A reflection on punishment and justice

Posted in Reconciliation with tags , , , , , on May 2, 2011 by stephengardner

‘Justice has been done!’

With the death of Osama Bin Laden has come a whole lot of language which requires honest Christian reflection. His death is being heralded as ‘a great success’, and  as a ‘deeply satisfying’ moment for his surviving victims. I understand the just anger that many people feel toward Bin Laden, even though I cannot imagine the pain many of his surviving victims live with. But I do want to suggest that serious Christian reflection on punishment and justice must be done before we join in the chorus of those celebrating and rejoicing.

The punishment of one evil doer will never bring satisfaction for those who desire justice. I heard a victim of the 2002 Bali Bombings, today, speak with genuine relief, of the satisfaction he now experienced. His enemy, a man whose organisation had inspired the attacks that had killed the family and friends of so many, was now declared dead by the US president, ‘justice has been done.’ And this has brought satisfaction. But, it wont last. And the reason why this act of ‘justice’ won’t provide lasting satisfaction for those who have so longed for this moment is because of memory. Memory, the recalling to their minds of the pain they have experienced and will continue to experience. The punishment of this one man cannot take away the memory of thousands of lost loved ones.
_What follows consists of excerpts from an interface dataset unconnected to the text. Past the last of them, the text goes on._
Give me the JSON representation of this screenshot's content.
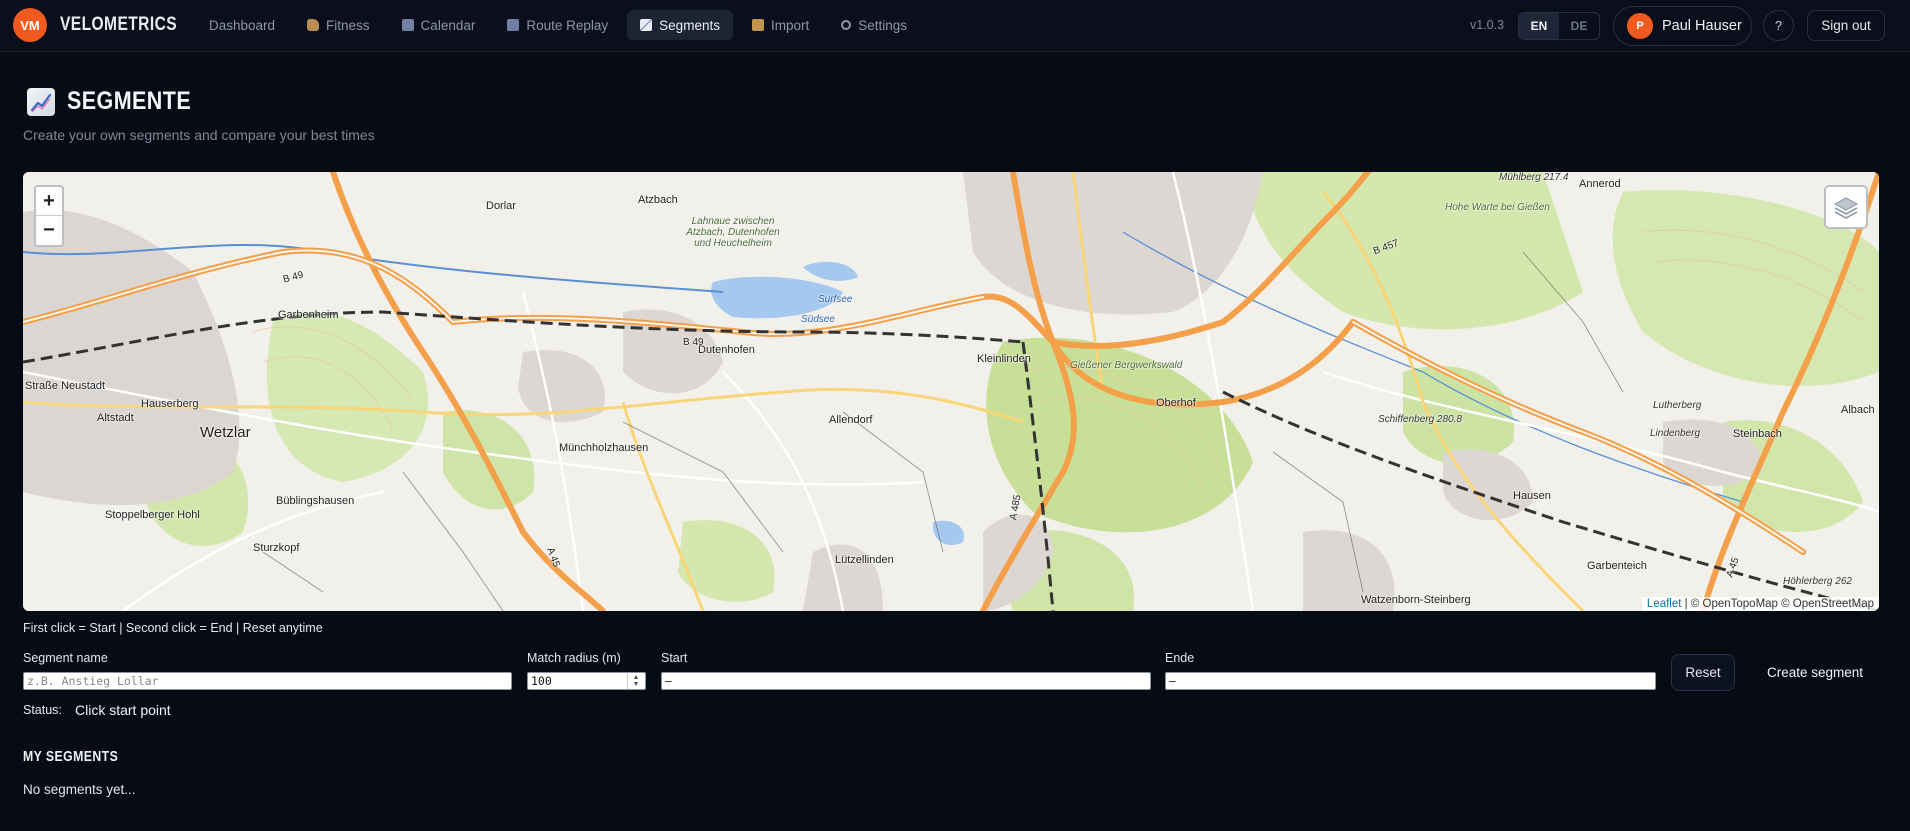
{
  "app": {
    "logo": "VM",
    "brand": "VELOMETRICS"
  },
  "nav": [
    {
      "label": "Dashboard",
      "icon": "none"
    },
    {
      "label": "Fitness",
      "icon": "flexed-arm-icon"
    },
    {
      "label": "Calendar",
      "icon": "calendar-icon"
    },
    {
      "label": "Route Replay",
      "icon": "route-icon"
    },
    {
      "label": "Segments",
      "icon": "chart-icon",
      "active": true
    },
    {
      "label": "Import",
      "icon": "folder-icon"
    },
    {
      "label": "Settings",
      "icon": "gear-icon"
    }
  ],
  "header": {
    "version": "v1.0.3",
    "lang": [
      "EN",
      "DE"
    ],
    "active_lang": "EN",
    "user": {
      "initial": "P",
      "name": "Paul Hauser"
    },
    "help": "?",
    "signout": "Sign out"
  },
  "page": {
    "title": "SEGMENTE",
    "subtitle": "Create your own segments and compare your best times"
  },
  "map": {
    "zoom_in": "+",
    "zoom_out": "−",
    "attribution": {
      "leaflet": "Leaflet",
      "rest": " | © OpenTopoMap © OpenStreetMap"
    },
    "labels": {
      "wetzlar": "Wetzlar",
      "garbenheim": "Garbenheim",
      "hauserberg": "Hauserberg",
      "altstadt": "Altstadt",
      "neustadt": "Straße Neustadt",
      "dorlar": "Dorlar",
      "atzbach": "Atzbach",
      "lahnaue": "Lahnaue zwischen Atzbach, Dutenhofen und Heuchelheim",
      "dutenhofen": "Dutenhofen",
      "surfsee": "Surfsee",
      "sudsee": "Südsee",
      "muenchholz": "Münchholzhausen",
      "allendorf": "Allendorf",
      "kleinlinden": "Kleinlinden",
      "berg": "Gießener Bergwerkswald",
      "oberhof": "Oberhof",
      "buelings": "Büblingshausen",
      "stoppel": "Stoppelberger Hohl",
      "sturz": "Sturzkopf",
      "luetzel": "Lützellinden",
      "annerod": "Annerod",
      "muehlberg": "Mühlberg 217.4",
      "hohe": "Hohe Warte bei Gießen",
      "schiffen": "Schiffenberg 280.8",
      "hausen": "Hausen",
      "garben2": "Garbenteich",
      "watzen": "Watzenborn-Steinberg",
      "luther": "Lutherberg",
      "linden": "Lindenberg",
      "steinbach": "Steinbach",
      "albach": "Albach",
      "hoehler": "Höhlerberg 262",
      "b457": "B 457",
      "a45": "A 45",
      "a45b": "A 45",
      "a485": "A 485",
      "b49": "B 49",
      "b49b": "B 49"
    }
  },
  "form": {
    "hint": "First click = Start | Second click = End | Reset anytime",
    "name_label": "Segment name",
    "name_placeholder": "z.B. Anstieg Lollar",
    "radius_label": "Match radius (m)",
    "radius_value": "100",
    "start_label": "Start",
    "start_value": "—",
    "end_label": "Ende",
    "end_value": "—",
    "reset": "Reset",
    "create": "Create segment",
    "status_label": "Status:",
    "status_value": "Click start point"
  },
  "segments": {
    "heading": "MY SEGMENTS",
    "empty": "No segments yet..."
  }
}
Miroslav Volf writes:

What would be an adequate punishment for Joseph Stalin, Lenin’s evil and dictatorial successor in the old soviet Union between the two World Wars? He not only ruined his own country and invaded many neighbouring ones, but in the process exterminated some 20,000,000 people. If we are after justice, his crime will have outstripped by far any punishment we could devise for him. How many deaths would he have to die to compensate for all the lives he took? How many lives would he need to have to suffer all the pain he inflicted? Punishment alone falters before the enormity of such crime. (Free of Charge, 135)

If the punishment of the evil doer is the answer to a longing for justice and satisfaction, it will only ever leave people unsatisfied. What we need is an alternative story, we need a story that empowers us to be truly satisfied by getting to the heart of the issue, our memories. We need to learn to forget.

How can God forget the wrongdoings of human beings? Because at the centre of God’s all-embracing memory there is a paradoxical monument to forgetting. It is the cross of Christ. God forgets humanity’s sins in the same way God forgives humanity’s sins: by taking sins away from humanity and placing them upon God-self (sic). How will human beings be able to forget the horrors of history? Because at the centre of the new world that will emerge after “the first things have passed away” there will stand a throne, and on the throne there will sit the Lamb who has “taken away the sin of the world” and erased their memory (Revelation 22:1-4; John 1:29) Miroslav Volf, Exclusion and Embrace, 139-140.